Dark Age - "Acedia" (CD)
"Acedia" track listing:
1. Kingdom Nevercome (4:32)
2. Devote Yourself To Nothing (4:06)
3. Neon Gardens (4:22)
4. Snake Of June (4:03)
5. Zeitgeist (Ghost In A Machine) (3:15)
6. 10 Steps To Nausea (3:37)
7. Halo Meridian (4:20)
8. Underneath These Burdens (4:32)
9. All The Unfulfilled (3:35)
10. Babylon Riots (3:18)
11. Myself Heretic (4:16)
Reviewed by bloodofheroes on February 6, 2010
Dark Age is a surprisingly little known German melodic death metal band. The only problem is that one part of that sentence isn’t true. They are German, and they are surprisingly little known (particularly in the States), so they must not be melodic death metal. Listening to their most recent release, “Acedia,” that suspicion is confirmed. They may be alt-metal, or alt-rock, but certainly not any type of death metal.
Album opener and presumably lead single “Kingdom Nevercome” is straight from Top 40 rock radio. Simple repeated chords, simple percussive rhythm, and electronics all over the place brand it right off the top. The death metal vocals of Eike Freese last for about ten seconds, and aren’t very death-y (he should really clear his throat), then the good guy clean vocals come in. Here Freese sounds like a backwards-hat college kid crooning about how sensitive he is. Then the chorus hook comes, and it might as well have been written 10 years ago by Blink 182.
As with most standard rock fare, the album continues in the way for all eleven songs. Electronics and keyboards dominate the arrangements, Freese really only gets a handful of really good growls in, and the guitars are mostly a mush of distorted chords that carry a vague melody. Oh, and there are more hooks than a long-haul fishing boat.
Now none of these things in and of themselves are bad. Catchy music is fine (I have positively reviewed quite a bit of it), standard rock is fine, and clean vocals are fine. There are some great bands that have all these characteristics in abundance. The problem here are expectations – Dark Age and label AFM sell them as a melodic death metal band, and they sell it hard. The press kit is littered with phrases like “Dark Age was at that point one of the most independent bands in the harder sector of metal.” If by “harder sector of metal” AFM really means “harder alt-rock bands” then yes, I agree. But metal? No way.

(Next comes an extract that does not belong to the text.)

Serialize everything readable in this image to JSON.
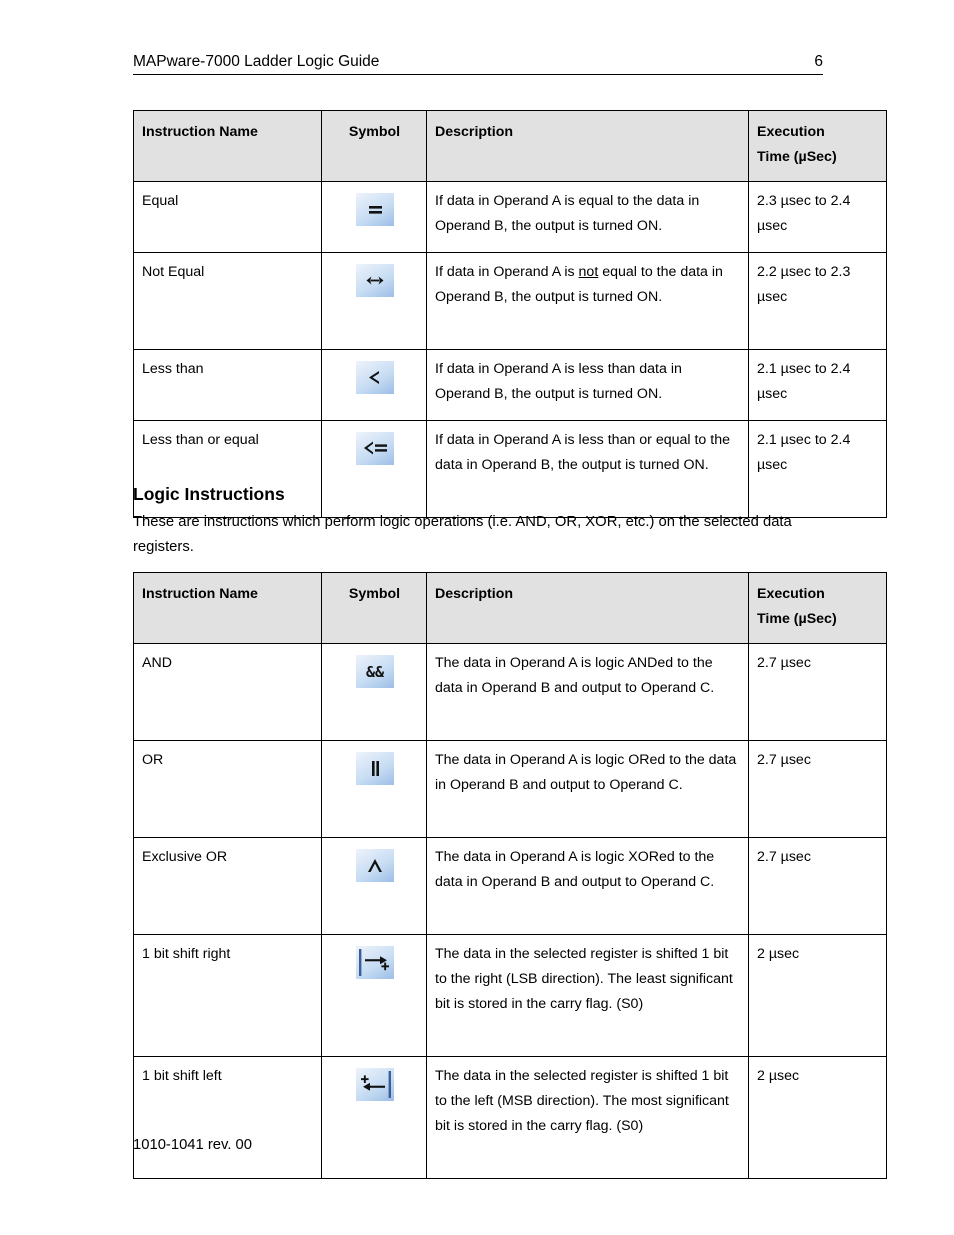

This strategy has paid off, as Dark Age has played Wacken Open Air and has gotten good reviews from metal publications. And they have a good relationship with their fans. Again, fantastic, but it just isn’t metal. Where are the soul-scorched shrieks, the heavy crunch, the searing solos, the haunting melodies? They are all the way on the last song, “Myself Heretic.” Some layered guitar riffs and leads, extended raspy vocals, more insistent drumming and an overall more aggressive songwriting style make a pretty good song. But it takes ten doses of angry-alt-sugar to finally get there.

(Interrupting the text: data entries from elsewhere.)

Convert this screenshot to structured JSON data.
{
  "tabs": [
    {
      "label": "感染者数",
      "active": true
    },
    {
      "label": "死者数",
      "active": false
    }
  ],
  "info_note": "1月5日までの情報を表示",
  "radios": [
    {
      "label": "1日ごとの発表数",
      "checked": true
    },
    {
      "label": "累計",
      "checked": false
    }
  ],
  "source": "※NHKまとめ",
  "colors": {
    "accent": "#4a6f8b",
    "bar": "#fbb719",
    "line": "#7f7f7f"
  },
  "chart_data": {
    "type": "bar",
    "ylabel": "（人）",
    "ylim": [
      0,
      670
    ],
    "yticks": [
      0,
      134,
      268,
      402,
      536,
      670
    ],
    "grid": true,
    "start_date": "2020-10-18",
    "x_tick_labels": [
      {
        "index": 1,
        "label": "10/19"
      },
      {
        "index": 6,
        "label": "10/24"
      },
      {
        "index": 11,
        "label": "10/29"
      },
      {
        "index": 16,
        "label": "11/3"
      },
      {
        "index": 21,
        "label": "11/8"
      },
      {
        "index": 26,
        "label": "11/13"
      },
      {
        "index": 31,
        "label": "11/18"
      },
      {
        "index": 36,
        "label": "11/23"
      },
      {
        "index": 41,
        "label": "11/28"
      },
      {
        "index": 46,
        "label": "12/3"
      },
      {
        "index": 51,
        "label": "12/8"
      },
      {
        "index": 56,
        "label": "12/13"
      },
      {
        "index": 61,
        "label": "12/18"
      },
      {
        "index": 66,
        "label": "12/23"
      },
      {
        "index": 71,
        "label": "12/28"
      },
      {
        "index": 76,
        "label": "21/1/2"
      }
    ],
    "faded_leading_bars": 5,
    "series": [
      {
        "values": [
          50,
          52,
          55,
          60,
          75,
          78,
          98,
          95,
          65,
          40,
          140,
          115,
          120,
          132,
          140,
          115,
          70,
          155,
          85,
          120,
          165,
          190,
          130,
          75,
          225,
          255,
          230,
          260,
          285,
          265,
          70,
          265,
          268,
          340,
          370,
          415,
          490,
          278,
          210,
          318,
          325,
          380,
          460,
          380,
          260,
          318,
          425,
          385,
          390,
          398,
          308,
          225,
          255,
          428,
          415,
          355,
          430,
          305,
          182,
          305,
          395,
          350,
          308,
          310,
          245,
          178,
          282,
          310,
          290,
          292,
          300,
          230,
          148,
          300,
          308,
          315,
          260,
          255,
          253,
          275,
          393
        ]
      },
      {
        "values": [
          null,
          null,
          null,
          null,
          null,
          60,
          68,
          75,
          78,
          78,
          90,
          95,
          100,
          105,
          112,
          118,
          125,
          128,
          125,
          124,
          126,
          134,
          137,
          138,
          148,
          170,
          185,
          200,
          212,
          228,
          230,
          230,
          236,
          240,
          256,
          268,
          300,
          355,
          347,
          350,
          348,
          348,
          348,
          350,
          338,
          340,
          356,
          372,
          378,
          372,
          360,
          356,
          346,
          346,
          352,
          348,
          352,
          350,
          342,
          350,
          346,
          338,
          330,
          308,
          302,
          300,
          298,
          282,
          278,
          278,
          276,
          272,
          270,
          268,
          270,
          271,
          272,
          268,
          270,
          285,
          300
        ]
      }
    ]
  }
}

Dark Age has taken some melodic death metal elements and added them to their rock formula, and as a rock album this is a pretty successful formula and the music works. But as a metal album it completely fails.
Highs: “Myself Heretic” is the best metal song on the album.

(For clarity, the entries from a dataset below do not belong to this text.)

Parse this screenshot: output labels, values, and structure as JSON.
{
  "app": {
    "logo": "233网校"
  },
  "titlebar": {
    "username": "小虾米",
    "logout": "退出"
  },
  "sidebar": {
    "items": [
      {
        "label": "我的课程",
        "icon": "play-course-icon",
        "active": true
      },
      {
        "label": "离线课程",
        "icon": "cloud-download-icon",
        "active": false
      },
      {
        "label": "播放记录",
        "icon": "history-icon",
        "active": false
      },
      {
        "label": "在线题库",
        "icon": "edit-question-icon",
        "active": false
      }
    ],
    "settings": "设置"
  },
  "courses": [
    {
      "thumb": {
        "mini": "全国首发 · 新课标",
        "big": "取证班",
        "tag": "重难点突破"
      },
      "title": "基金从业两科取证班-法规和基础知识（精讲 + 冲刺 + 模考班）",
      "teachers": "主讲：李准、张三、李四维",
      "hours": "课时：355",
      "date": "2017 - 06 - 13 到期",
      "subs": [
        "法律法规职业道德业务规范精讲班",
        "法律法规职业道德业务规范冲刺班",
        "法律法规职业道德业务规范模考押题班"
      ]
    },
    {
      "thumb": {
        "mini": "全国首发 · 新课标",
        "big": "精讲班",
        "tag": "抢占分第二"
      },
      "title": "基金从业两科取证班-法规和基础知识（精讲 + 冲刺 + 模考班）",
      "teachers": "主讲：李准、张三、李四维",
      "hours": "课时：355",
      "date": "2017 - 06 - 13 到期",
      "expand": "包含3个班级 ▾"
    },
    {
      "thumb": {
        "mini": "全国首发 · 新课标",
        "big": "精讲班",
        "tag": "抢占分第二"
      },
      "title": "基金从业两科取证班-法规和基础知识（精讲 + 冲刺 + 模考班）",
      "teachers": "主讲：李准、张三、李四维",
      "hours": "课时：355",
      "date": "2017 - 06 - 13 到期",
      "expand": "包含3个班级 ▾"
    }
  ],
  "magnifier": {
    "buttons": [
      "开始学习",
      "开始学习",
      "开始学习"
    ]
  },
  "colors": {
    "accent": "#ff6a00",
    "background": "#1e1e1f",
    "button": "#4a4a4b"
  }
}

Lows: The album gets old fast, with the hooks, easy songs and clean vocal whine.
Bottom line: An alternative rock album sold as metal, and it fails as metal.
Get more info including news, reviews, interviews, links, etc. on our Dark Age band page.